There’s an interesting argument discussion at Life at the Harris County CJC about the role of compassion in prosecution. Commenter PJ says:
We don’t need righteous DA’s doing “battle” with “criminals.” We need people serving the public fairly, with at least some degree of understanding and compassion from whence “criminals” come.
Commenter anonymous c responds:
You think that we need ADAs who have “understanding and compassion” for the criminals. That’s utterly absurd!
It would totally upset the whole idea of true Justice, which is that the ADAs, with compassion and understanding towards the victims, fight vigourously and tirelessly to convict and that the DEFENSE lawyers, with the understanding and compassion towards the criminals that you speak of, fight vigorously and tirelessly to acquit.
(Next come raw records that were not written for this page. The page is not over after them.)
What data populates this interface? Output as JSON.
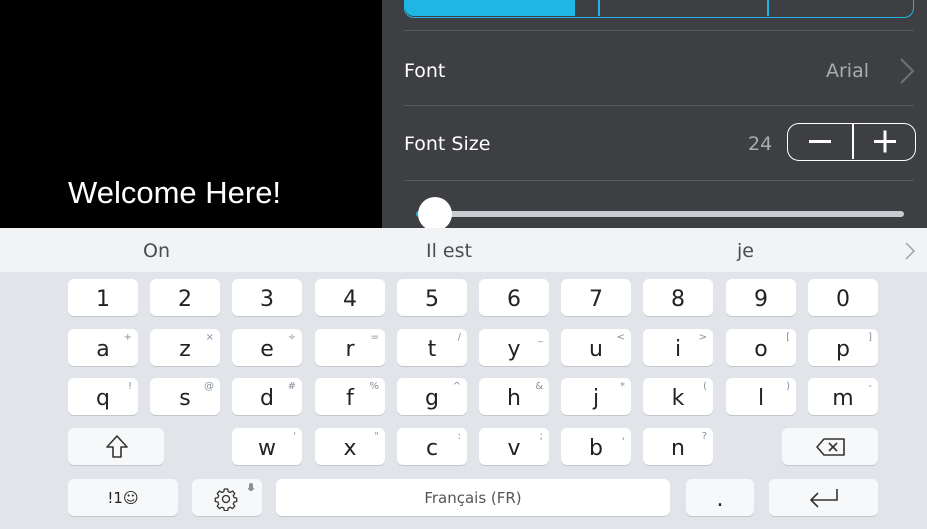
{
  "preview": {
    "text": "Welcome Here!"
  },
  "settings": {
    "font_label": "Font",
    "font_value": "Arial",
    "font_size_label": "Font Size",
    "font_size_value": "24",
    "minus_symbol": "—",
    "plus_symbol": "+",
    "slider_level": 0.03,
    "accent_color": "#1fb6e6"
  },
  "suggestions": {
    "items": [
      "On",
      "Il est",
      "je"
    ],
    "more_icon": "chevron-right-icon"
  },
  "keyboard": {
    "number_row": [
      "1",
      "2",
      "3",
      "4",
      "5",
      "6",
      "7",
      "8",
      "9",
      "0"
    ],
    "row1": [
      {
        "main": "a",
        "sub": "+"
      },
      {
        "main": "z",
        "sub": "×"
      },
      {
        "main": "e",
        "sub": "÷"
      },
      {
        "main": "r",
        "sub": "="
      },
      {
        "main": "t",
        "sub": "/"
      },
      {
        "main": "y",
        "sub": "_"
      },
      {
        "main": "u",
        "sub": "<"
      },
      {
        "main": "i",
        "sub": ">"
      },
      {
        "main": "o",
        "sub": "["
      },
      {
        "main": "p",
        "sub": "]"
      }
    ],
    "row2": [
      {
        "main": "q",
        "sub": "!"
      },
      {
        "main": "s",
        "sub": "@"
      },
      {
        "main": "d",
        "sub": "#"
      },
      {
        "main": "f",
        "sub": "%"
      },
      {
        "main": "g",
        "sub": "^"
      },
      {
        "main": "h",
        "sub": "&"
      },
      {
        "main": "j",
        "sub": "*"
      },
      {
        "main": "k",
        "sub": "("
      },
      {
        "main": "l",
        "sub": ")"
      },
      {
        "main": "m",
        "sub": "-"
      }
    ],
    "row3": [
      {
        "main": "w",
        "sub": "'"
      },
      {
        "main": "x",
        "sub": "\""
      },
      {
        "main": "c",
        "sub": ":"
      },
      {
        "main": "v",
        "sub": ";"
      },
      {
        "main": "b",
        "sub": ","
      },
      {
        "main": "n",
        "sub": "?"
      }
    ],
    "symbols_label": "!1☺",
    "space_label": "Français (FR)",
    "period_label": ".",
    "icons": {
      "shift": "shift-arrow-icon",
      "backspace": "backspace-icon",
      "settings": "gear-icon",
      "enter": "enter-icon",
      "mic": "microphone-icon"
    }
  }
}
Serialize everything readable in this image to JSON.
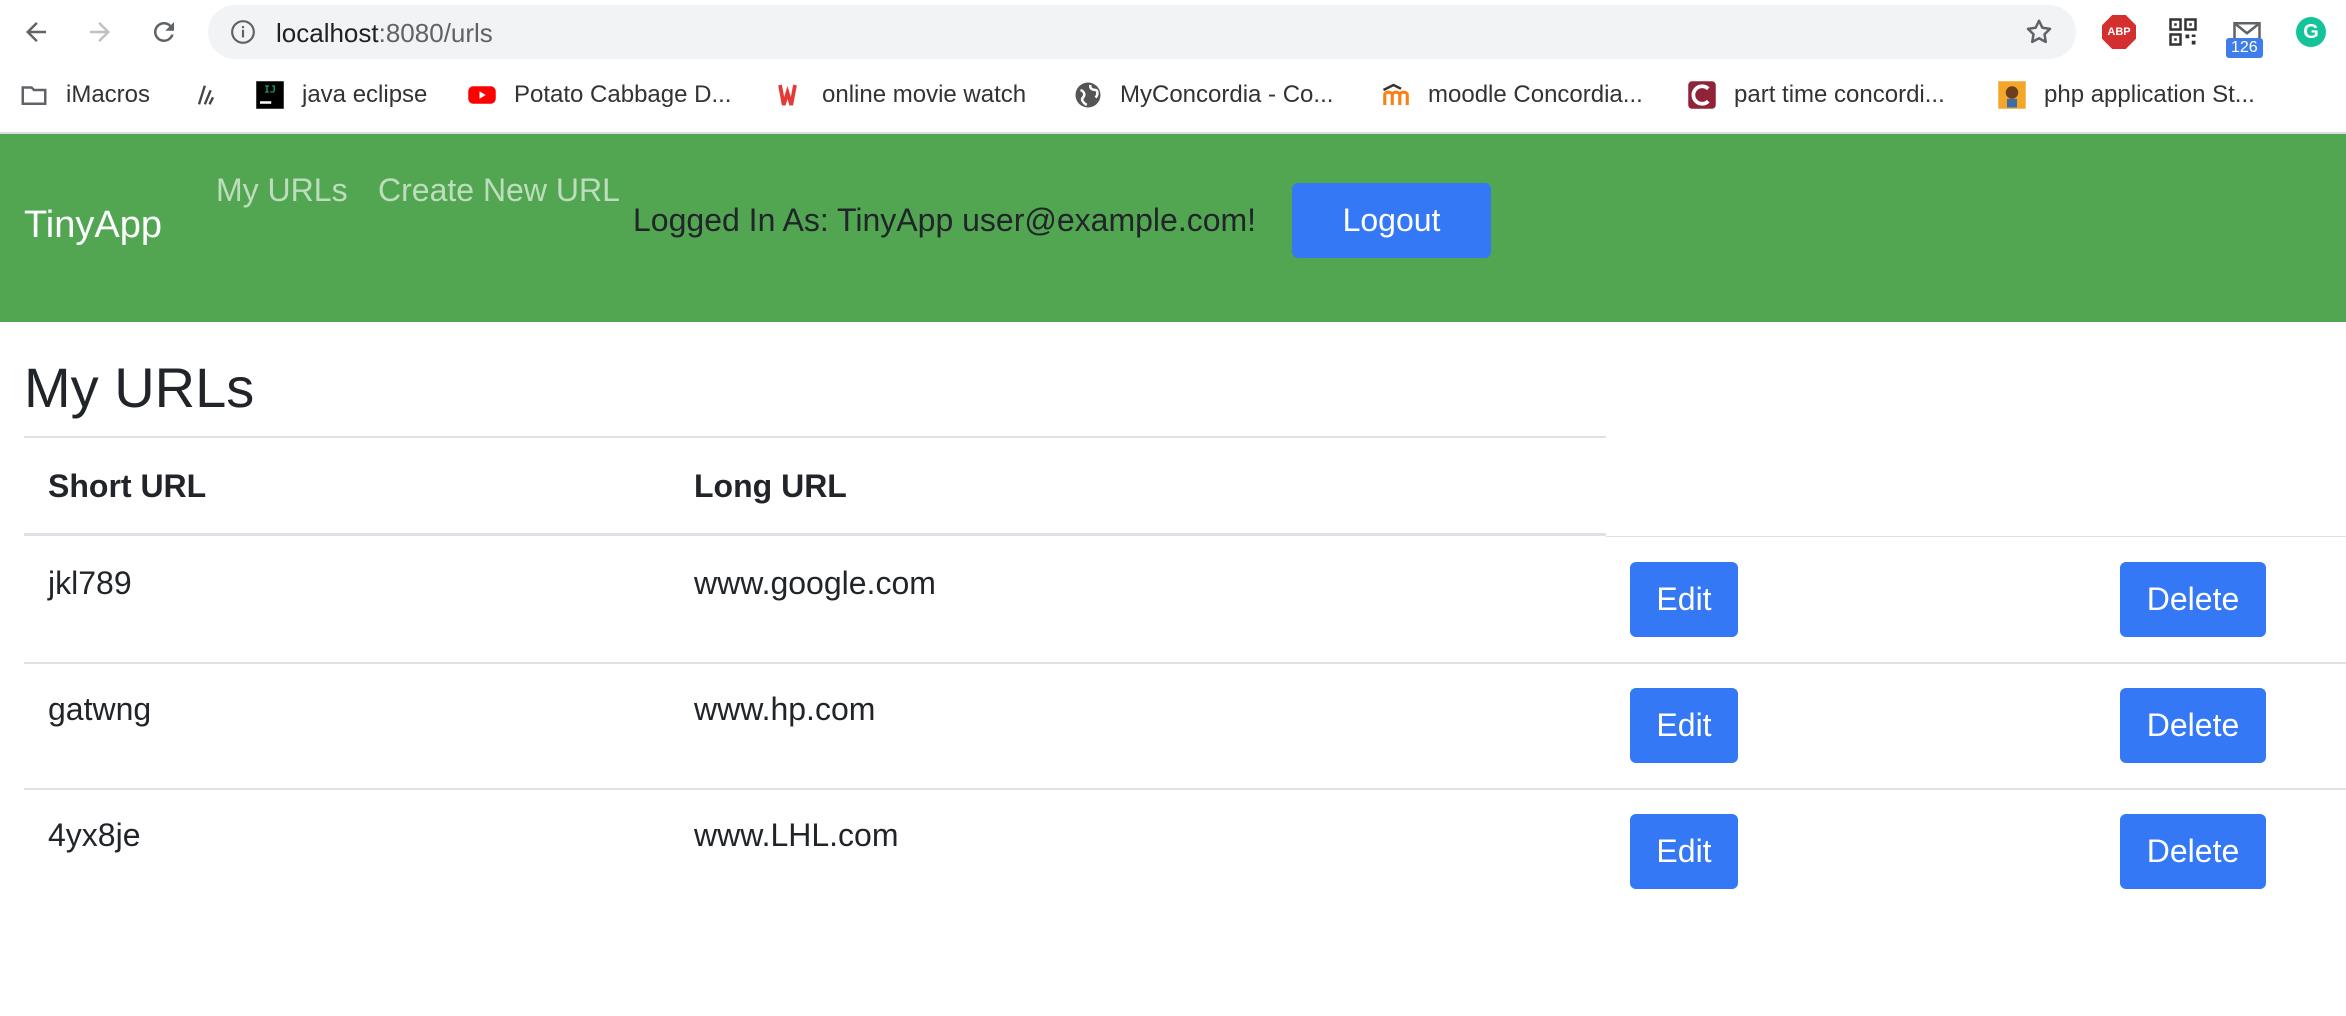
{
  "browser": {
    "url_host": "localhost",
    "url_path": ":8080/urls",
    "mail_count": "126",
    "abp_label": "ABP",
    "grammarly_label": "G",
    "bookmarks": [
      {
        "label": "iMacros",
        "icon": "folder-icon"
      },
      {
        "label": "",
        "icon": "bookmark-icon"
      },
      {
        "label": "java eclipse",
        "icon": "intellij-icon"
      },
      {
        "label": "Potato Cabbage D...",
        "icon": "youtube-icon"
      },
      {
        "label": "online movie watch",
        "icon": "movie-icon"
      },
      {
        "label": "MyConcordia - Co...",
        "icon": "globe-icon"
      },
      {
        "label": "moodle Concordia...",
        "icon": "moodle-icon"
      },
      {
        "label": "part time concordi...",
        "icon": "concordia-icon"
      },
      {
        "label": "php application St...",
        "icon": "php-icon"
      }
    ]
  },
  "navbar": {
    "brand": "TinyApp",
    "links": [
      "My URLs",
      "Create New URL"
    ],
    "logged_in_text": "Logged In As: TinyApp user@example.com!",
    "logout_label": "Logout",
    "bg_color": "#52a652"
  },
  "main": {
    "title": "My URLs",
    "columns": [
      "Short URL",
      "Long URL"
    ],
    "edit_label": "Edit",
    "delete_label": "Delete",
    "rows": [
      {
        "short": "jkl789",
        "long": "www.google.com"
      },
      {
        "short": "gatwng",
        "long": "www.hp.com"
      },
      {
        "short": "4yx8je",
        "long": "www.LHL.com"
      }
    ],
    "button_color": "#3478f6"
  }
}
In the middle of that battle is where, ideally, Justice is born. That’s how it works.
I don’t want to live in a county with touchy-feely, peace and love ADAs and I highly doubt that you would, either. It’s just not reality.
Anonymous c presents the popular public misconception of the prosecutor’s role. The public thinks that prosecutors are fighting for the victims, and that their goal is to convict. As a result, many of the voters think they want prosecutors without compassion for the people they are prosecuting.
Compassion, like mercy or grace, is not something that is earned. We don’t treat people with compassion because of who they are, but because of who we are. We have a name for people without compassion: we call them sociopaths. Compassion given only to people who “deserve” it? It’s not compassion at all.
The police aren’t always right; often they screw up. Complaining witnesses aren’t always truthful; often they lie. There’s often no benefit to anyone in convicting the accused. Sometimes the accused is the true victim, sometimes everyone is a victim, but in most cases there’s no victim at all. In most cases prosecutors aren’t even pretending to be fighting for victims, but for the government.
Sometimes cases need to be dismissed; sometimes the law’s penalty is unduly harsh; sometimes people’s illegal conduct is mitigated by the good they have done or by the harm they have suffered. Only a sociopath would never feel compassion for anyone accused of a crime. But that’s what the voters, scared mindless of crime, think they want from their prosecutors. And too often that (or a simulation thereof) is what the voters — and their sons, husbands, fathers, and brothers — get.
(For a former prosecutor’s view of the prosecutorial mentality, see this post at Defense Perspective.)